British Columbia

Vancouver spent over $100k fighting opioid crisis in 2 months last year

The city has released a report detailing how much it spent fighting the opioid crisis in the last two months of 2016.

City report outlines 'extraordinary' spending for November and December, has since hiked property tax

First responders surround an overdose victim on Vancouver's Downtown Eastside in November 2016. (Gian Paolo Mendoza/CBC)

The City of Vancouver has released a report detailing how much it spent fighting the opioid crisis in the last two months of 2016.

The summary, submitted to council by city manager Sadhu Johnston, is an overview of "extraordinary" spending incurred by boosting emergency and health services, as well as organizing education forums and naloxone training events.

In total, the city spent $107,000 to combat the crisis in November and December.

Firefighters try to revive a man who has already had two doses of naloxone after overdosing on fentanyl in Vancouver’s Downtown Eastside in December. (CBC)

Provincially, B.C. saw a record-breaking 914 overdose deaths in 2016. Just over 23 per cent of those deaths happened in Vancouver.

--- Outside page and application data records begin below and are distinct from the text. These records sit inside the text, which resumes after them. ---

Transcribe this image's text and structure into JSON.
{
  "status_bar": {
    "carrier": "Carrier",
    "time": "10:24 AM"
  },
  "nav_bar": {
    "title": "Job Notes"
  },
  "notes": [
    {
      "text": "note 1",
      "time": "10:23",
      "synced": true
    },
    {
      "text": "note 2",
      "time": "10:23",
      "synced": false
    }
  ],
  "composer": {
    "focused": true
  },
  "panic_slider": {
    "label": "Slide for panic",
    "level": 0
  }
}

The city's report named the Downtown Eastside (DTES) as the epicentre of the crisis, but notes that money has been allocated to other neighbourhoods.

Mobile medical units and staffing: $98,000

In early December, a Mobile Medical Unit (MMU) was moved to the Downtown Eastside to act as a "satellite emergency department" for first responders.

Paramedics could take overdose patients to the unit at 58 W Hastings Steet, rather than transporting them to St. Paul's Hospital.

In its first 30 days, the MMU saw 613 patients — although only 43 per cent "had overdose presentations," Vancouver Coastal Health (VCH) told CBC News.

The inside of a Mobile Medical Unit (MMU) set up at 58 W Hastings St. (Rafferty Baker/CBC)

Preparing the downtown site for the incoming unit cost the city $55,000, Johnston wrote. 

VCH, which deployed the unit with the Provincial Health Services Authority, has said it will reimburse the city.

Vancouver spent another $43,000 to boost Vancouver Fire and Rescue Service (VFRS) staffing at medical units on the DTES in December.

Naloxone training and forum with mayor: $9,000

In November, the city hosted a one-day naloxone training event. About 300 people living in the DTES participated, and many left with a naloxone kit to keep.

The city report noted that volunteer contributions to that event were "significant."

On Dec. 8, the city hosted a public forum to discuss the opioid crisis. Nearly 200 people attended, including Mayor Gregor Robertson. 

Both events were "the result of needs identified from DTES community members" and volunteers, Johnston said..

Recommendations for 2017

The report recommended several initiatives for the city to invest in this year as the crisis continues. The measures would run the city just over $2 million.

  1. Continue to boost VFRS staffing in the DTES: Ongoing cost of $1.9 million, subject to demand.
  2. Create a new Community Policing Centre (CPC) in Strathcona: One-time cost of $100,000.
  3. Boost funding for exisiting CPCs: Ongoing cost of $108,200.
  4. Provide further naloxone, mental health and additiction training for city and parks staff: One-time cost of $10,000.

The funding for the initiatives would come from the city's $3.5 million contingency fund, according to the report.

In December, Vancouver city council approved a 0.5 per cent increase in property taxes to supplement that fund.

With files from CBC's Stephanie Mercier